• Task description: From the first entry to the last, copy each one exactly.

• Input records:
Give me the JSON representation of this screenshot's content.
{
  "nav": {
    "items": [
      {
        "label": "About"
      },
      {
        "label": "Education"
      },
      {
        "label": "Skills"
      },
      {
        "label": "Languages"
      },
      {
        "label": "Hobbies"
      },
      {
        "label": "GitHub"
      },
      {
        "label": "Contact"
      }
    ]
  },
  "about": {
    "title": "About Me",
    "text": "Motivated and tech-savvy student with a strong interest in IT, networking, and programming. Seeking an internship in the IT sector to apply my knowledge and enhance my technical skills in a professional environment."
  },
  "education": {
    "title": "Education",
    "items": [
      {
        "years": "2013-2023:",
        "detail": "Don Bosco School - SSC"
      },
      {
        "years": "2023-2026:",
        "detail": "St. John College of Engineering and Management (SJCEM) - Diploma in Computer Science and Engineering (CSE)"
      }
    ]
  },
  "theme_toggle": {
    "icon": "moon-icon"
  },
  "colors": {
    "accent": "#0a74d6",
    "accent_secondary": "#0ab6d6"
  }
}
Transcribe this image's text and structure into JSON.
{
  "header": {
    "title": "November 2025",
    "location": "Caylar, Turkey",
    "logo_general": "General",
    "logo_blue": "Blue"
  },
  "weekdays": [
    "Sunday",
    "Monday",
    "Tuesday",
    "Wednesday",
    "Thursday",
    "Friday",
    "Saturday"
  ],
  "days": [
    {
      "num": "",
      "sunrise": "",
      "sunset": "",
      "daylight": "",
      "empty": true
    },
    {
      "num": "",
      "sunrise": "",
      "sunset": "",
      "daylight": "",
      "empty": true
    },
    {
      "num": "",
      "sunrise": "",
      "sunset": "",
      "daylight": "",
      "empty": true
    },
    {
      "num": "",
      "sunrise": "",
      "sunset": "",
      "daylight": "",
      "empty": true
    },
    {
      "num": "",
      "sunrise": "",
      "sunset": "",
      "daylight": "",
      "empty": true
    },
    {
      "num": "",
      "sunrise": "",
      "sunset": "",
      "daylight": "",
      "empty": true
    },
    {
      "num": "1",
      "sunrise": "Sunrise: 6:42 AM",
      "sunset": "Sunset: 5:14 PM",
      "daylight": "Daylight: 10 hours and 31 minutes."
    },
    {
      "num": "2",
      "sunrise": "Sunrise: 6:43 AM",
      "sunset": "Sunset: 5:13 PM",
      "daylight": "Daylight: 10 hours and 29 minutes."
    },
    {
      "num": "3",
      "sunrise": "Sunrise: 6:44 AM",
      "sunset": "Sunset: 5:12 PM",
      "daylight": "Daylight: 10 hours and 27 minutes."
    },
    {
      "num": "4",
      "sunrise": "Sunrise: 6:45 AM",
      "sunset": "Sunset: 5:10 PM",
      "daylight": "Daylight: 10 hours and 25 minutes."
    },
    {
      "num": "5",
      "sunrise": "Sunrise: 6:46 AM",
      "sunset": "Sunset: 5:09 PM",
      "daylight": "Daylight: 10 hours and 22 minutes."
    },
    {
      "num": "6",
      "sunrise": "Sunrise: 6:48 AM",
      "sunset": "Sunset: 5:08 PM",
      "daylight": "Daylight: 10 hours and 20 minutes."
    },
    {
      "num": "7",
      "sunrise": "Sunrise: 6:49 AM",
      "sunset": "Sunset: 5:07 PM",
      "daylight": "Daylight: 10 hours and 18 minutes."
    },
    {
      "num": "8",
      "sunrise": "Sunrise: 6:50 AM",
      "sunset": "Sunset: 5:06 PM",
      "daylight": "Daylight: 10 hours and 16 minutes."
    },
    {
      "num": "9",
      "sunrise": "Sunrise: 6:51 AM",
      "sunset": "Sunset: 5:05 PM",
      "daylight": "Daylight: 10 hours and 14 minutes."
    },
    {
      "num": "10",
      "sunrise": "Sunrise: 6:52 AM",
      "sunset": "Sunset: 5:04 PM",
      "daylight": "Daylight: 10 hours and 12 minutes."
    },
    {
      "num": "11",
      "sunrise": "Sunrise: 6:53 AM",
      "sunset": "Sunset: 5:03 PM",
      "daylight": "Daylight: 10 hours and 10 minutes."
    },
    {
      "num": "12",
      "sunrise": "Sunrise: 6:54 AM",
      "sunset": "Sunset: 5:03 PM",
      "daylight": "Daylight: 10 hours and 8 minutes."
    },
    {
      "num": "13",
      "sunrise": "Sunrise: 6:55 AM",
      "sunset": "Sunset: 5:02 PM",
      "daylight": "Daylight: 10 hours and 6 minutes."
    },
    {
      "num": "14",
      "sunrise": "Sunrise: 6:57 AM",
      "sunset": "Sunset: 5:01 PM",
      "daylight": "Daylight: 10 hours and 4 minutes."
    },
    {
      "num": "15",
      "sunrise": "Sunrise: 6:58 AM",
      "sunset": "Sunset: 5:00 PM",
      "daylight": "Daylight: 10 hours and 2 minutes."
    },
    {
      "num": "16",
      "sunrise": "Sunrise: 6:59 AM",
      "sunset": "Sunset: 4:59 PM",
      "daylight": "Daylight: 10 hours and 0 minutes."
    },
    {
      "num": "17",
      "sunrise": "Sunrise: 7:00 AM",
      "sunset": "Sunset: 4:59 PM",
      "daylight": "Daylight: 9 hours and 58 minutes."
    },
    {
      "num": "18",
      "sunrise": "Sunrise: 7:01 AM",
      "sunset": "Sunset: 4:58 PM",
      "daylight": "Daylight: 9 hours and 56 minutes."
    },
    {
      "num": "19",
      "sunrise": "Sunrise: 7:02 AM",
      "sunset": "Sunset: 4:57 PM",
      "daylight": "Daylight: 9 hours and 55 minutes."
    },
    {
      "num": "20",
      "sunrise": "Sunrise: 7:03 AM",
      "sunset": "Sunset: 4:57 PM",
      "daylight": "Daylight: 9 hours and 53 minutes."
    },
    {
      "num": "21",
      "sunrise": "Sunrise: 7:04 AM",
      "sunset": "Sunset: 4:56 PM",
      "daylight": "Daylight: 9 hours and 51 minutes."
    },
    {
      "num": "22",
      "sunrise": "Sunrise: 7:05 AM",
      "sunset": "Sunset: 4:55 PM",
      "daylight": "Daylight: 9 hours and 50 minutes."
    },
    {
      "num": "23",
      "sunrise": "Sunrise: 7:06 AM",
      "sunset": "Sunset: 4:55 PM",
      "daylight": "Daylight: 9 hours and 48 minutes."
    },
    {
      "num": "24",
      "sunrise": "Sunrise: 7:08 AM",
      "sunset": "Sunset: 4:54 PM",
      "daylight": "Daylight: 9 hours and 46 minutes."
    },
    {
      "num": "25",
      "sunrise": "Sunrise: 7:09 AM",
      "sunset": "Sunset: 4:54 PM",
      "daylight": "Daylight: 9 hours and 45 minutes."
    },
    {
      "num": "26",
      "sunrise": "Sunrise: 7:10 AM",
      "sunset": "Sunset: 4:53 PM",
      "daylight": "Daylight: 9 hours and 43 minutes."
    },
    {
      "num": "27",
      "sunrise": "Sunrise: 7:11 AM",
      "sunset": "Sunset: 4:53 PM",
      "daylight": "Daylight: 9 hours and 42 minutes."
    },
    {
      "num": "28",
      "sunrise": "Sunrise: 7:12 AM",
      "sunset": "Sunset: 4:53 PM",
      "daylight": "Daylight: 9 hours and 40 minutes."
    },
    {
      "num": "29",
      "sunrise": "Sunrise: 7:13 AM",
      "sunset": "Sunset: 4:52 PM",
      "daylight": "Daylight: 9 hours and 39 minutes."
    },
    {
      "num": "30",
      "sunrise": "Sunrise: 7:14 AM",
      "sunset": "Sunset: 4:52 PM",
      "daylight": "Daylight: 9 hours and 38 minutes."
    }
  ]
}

• Finished exercise:
Give me the JSON representation of this screenshot's content.
{
  "nav": {
    "items": [
      {
        "label": "About"
      },
      {
        "label": "Education"
      },
      {
        "label": "Skills"
      },
      {
        "label": "Languages"
      },
      {
        "label": "Hobbies"
      },
      {
        "label": "GitHub"
      },
      {
        "label": "Contact"
      }
    ]
  },
  "about": {
    "title": "About Me",
    "text": "Motivated and tech-savvy student with a strong interest in IT, networking, and programming. Seeking an internship in the IT sector to apply my knowledge and enhance my technical skills in a professional environment."
  },
  "education": {
    "title": "Education",
    "items": [
      {
        "years": "2013-2023:",
        "detail": "Don Bosco School - SSC"
      },
      {
        "years": "2023-2026:",
        "detail": "St. John College of Engineering and Management (SJCEM) - Diploma in Computer Science and Engineering (CSE)"
      }
    ]
  },
  "theme_toggle": {
    "icon": "moon-icon"
  },
  "colors": {
    "accent": "#0a74d6",
    "accent_secondary": "#0ab6d6"
  }
}
Transcribe this image's text and structure into JSON.
{
  "header": {
    "title": "November 2025",
    "location": "Caylar, Turkey",
    "logo_general": "General",
    "logo_blue": "Blue"
  },
  "weekdays": [
    "Sunday",
    "Monday",
    "Tuesday",
    "Wednesday",
    "Thursday",
    "Friday",
    "Saturday"
  ],
  "days": [
    {
      "num": "",
      "sunrise": "",
      "sunset": "",
      "daylight": "",
      "empty": true
    },
    {
      "num": "",
      "sunrise": "",
      "sunset": "",
      "daylight": "",
      "empty": true
    },
    {
      "num": "",
      "sunrise": "",
      "sunset": "",
      "daylight": "",
      "empty": true
    },
    {
      "num": "",
      "sunrise": "",
      "sunset": "",
      "daylight": "",
      "empty": true
    },
    {
      "num": "",
      "sunrise": "",
      "sunset": "",
      "daylight": "",
      "empty": true
    },
    {
      "num": "",
      "sunrise": "",
      "sunset": "",
      "daylight": "",
      "empty": true
    },
    {
      "num": "1",
      "sunrise": "Sunrise: 6:42 AM",
      "sunset": "Sunset: 5:14 PM",
      "daylight": "Daylight: 10 hours and 31 minutes."
    },
    {
      "num": "2",
      "sunrise": "Sunrise: 6:43 AM",
      "sunset": "Sunset: 5:13 PM",
      "daylight": "Daylight: 10 hours and 29 minutes."
    },
    {
      "num": "3",
      "sunrise": "Sunrise: 6:44 AM",
      "sunset": "Sunset: 5:12 PM",
      "daylight": "Daylight: 10 hours and 27 minutes."
    },
    {
      "num": "4",
      "sunrise": "Sunrise: 6:45 AM",
      "sunset": "Sunset: 5:10 PM",
      "daylight": "Daylight: 10 hours and 25 minutes."
    },
    {
      "num": "5",
      "sunrise": "Sunrise: 6:46 AM",
      "sunset": "Sunset: 5:09 PM",
      "daylight": "Daylight: 10 hours and 22 minutes."
    },
    {
      "num": "6",
      "sunrise": "Sunrise: 6:48 AM",
      "sunset": "Sunset: 5:08 PM",
      "daylight": "Daylight: 10 hours and 20 minutes."
    },
    {
      "num": "7",
      "sunrise": "Sunrise: 6:49 AM",
      "sunset": "Sunset: 5:07 PM",
      "daylight": "Daylight: 10 hours and 18 minutes."
    },
    {
      "num": "8",
      "sunrise": "Sunrise: 6:50 AM",
      "sunset": "Sunset: 5:06 PM",
      "daylight": "Daylight: 10 hours and 16 minutes."
    },
    {
      "num": "9",
      "sunrise": "Sunrise: 6:51 AM",
      "sunset": "Sunset: 5:05 PM",
      "daylight": "Daylight: 10 hours and 14 minutes."
    },
    {
      "num": "10",
      "sunrise": "Sunrise: 6:52 AM",
      "sunset": "Sunset: 5:04 PM",
      "daylight": "Daylight: 10 hours and 12 minutes."
    },
    {
      "num": "11",
      "sunrise": "Sunrise: 6:53 AM",
      "sunset": "Sunset: 5:03 PM",
      "daylight": "Daylight: 10 hours and 10 minutes."
    },
    {
      "num": "12",
      "sunrise": "Sunrise: 6:54 AM",
      "sunset": "Sunset: 5:03 PM",
      "daylight": "Daylight: 10 hours and 8 minutes."
    },
    {
      "num": "13",
      "sunrise": "Sunrise: 6:55 AM",
      "sunset": "Sunset: 5:02 PM",
      "daylight": "Daylight: 10 hours and 6 minutes."
    },
    {
      "num": "14",
      "sunrise": "Sunrise: 6:57 AM",
      "sunset": "Sunset: 5:01 PM",
      "daylight": "Daylight: 10 hours and 4 minutes."
    },
    {
      "num": "15",
      "sunrise": "Sunrise: 6:58 AM",
      "sunset": "Sunset: 5:00 PM",
      "daylight": "Daylight: 10 hours and 2 minutes."
    },
    {
      "num": "16",
      "sunrise": "Sunrise: 6:59 AM",
      "sunset": "Sunset: 4:59 PM",
      "daylight": "Daylight: 10 hours and 0 minutes."
    },
    {
      "num": "17",
      "sunrise": "Sunrise: 7:00 AM",
      "sunset": "Sunset: 4:59 PM",
      "daylight": "Daylight: 9 hours and 58 minutes."
    },
    {
      "num": "18",
      "sunrise": "Sunrise: 7:01 AM",
      "sunset": "Sunset: 4:58 PM",
      "daylight": "Daylight: 9 hours and 56 minutes."
    },
    {
      "num": "19",
      "sunrise": "Sunrise: 7:02 AM",
      "sunset": "Sunset: 4:57 PM",
      "daylight": "Daylight: 9 hours and 55 minutes."
    },
    {
      "num": "20",
      "sunrise": "Sunrise: 7:03 AM",
      "sunset": "Sunset: 4:57 PM",
      "daylight": "Daylight: 9 hours and 53 minutes."
    },
    {
      "num": "21",
      "sunrise": "Sunrise: 7:04 AM",
      "sunset": "Sunset: 4:56 PM",
      "daylight": "Daylight: 9 hours and 51 minutes."
    },
    {
      "num": "22",
      "sunrise": "Sunrise: 7:05 AM",
      "sunset": "Sunset: 4:55 PM",
      "daylight": "Daylight: 9 hours and 50 minutes."
    },
    {
      "num": "23",
      "sunrise": "Sunrise: 7:06 AM",
      "sunset": "Sunset: 4:55 PM",
      "daylight": "Daylight: 9 hours and 48 minutes."
    },
    {
      "num": "24",
      "sunrise": "Sunrise: 7:08 AM",
      "sunset": "Sunset: 4:54 PM",
      "daylight": "Daylight: 9 hours and 46 minutes."
    },
    {
      "num": "25",
      "sunrise": "Sunrise: 7:09 AM",
      "sunset": "Sunset: 4:54 PM",
      "daylight": "Daylight: 9 hours and 45 minutes."
    },
    {
      "num": "26",
      "sunrise": "Sunrise: 7:10 AM",
      "sunset": "Sunset: 4:53 PM",
      "daylight": "Daylight: 9 hours and 43 minutes."
    },
    {
      "num": "27",
      "sunrise": "Sunrise: 7:11 AM",
      "sunset": "Sunset: 4:53 PM",
      "daylight": "Daylight: 9 hours and 42 minutes."
    },
    {
      "num": "28",
      "sunrise": "Sunrise: 7:12 AM",
      "sunset": "Sunset: 4:53 PM",
      "daylight": "Daylight: 9 hours and 40 minutes."
    },
    {
      "num": "29",
      "sunrise": "Sunrise: 7:13 AM",
      "sunset": "Sunset: 4:52 PM",
      "daylight": "Daylight: 9 hours and 39 minutes."
    },
    {
      "num": "30",
      "sunrise": "Sunrise: 7:14 AM",
      "sunset": "Sunset: 4:52 PM",
      "daylight": "Daylight: 9 hours and 38 minutes."
    }
  ]
}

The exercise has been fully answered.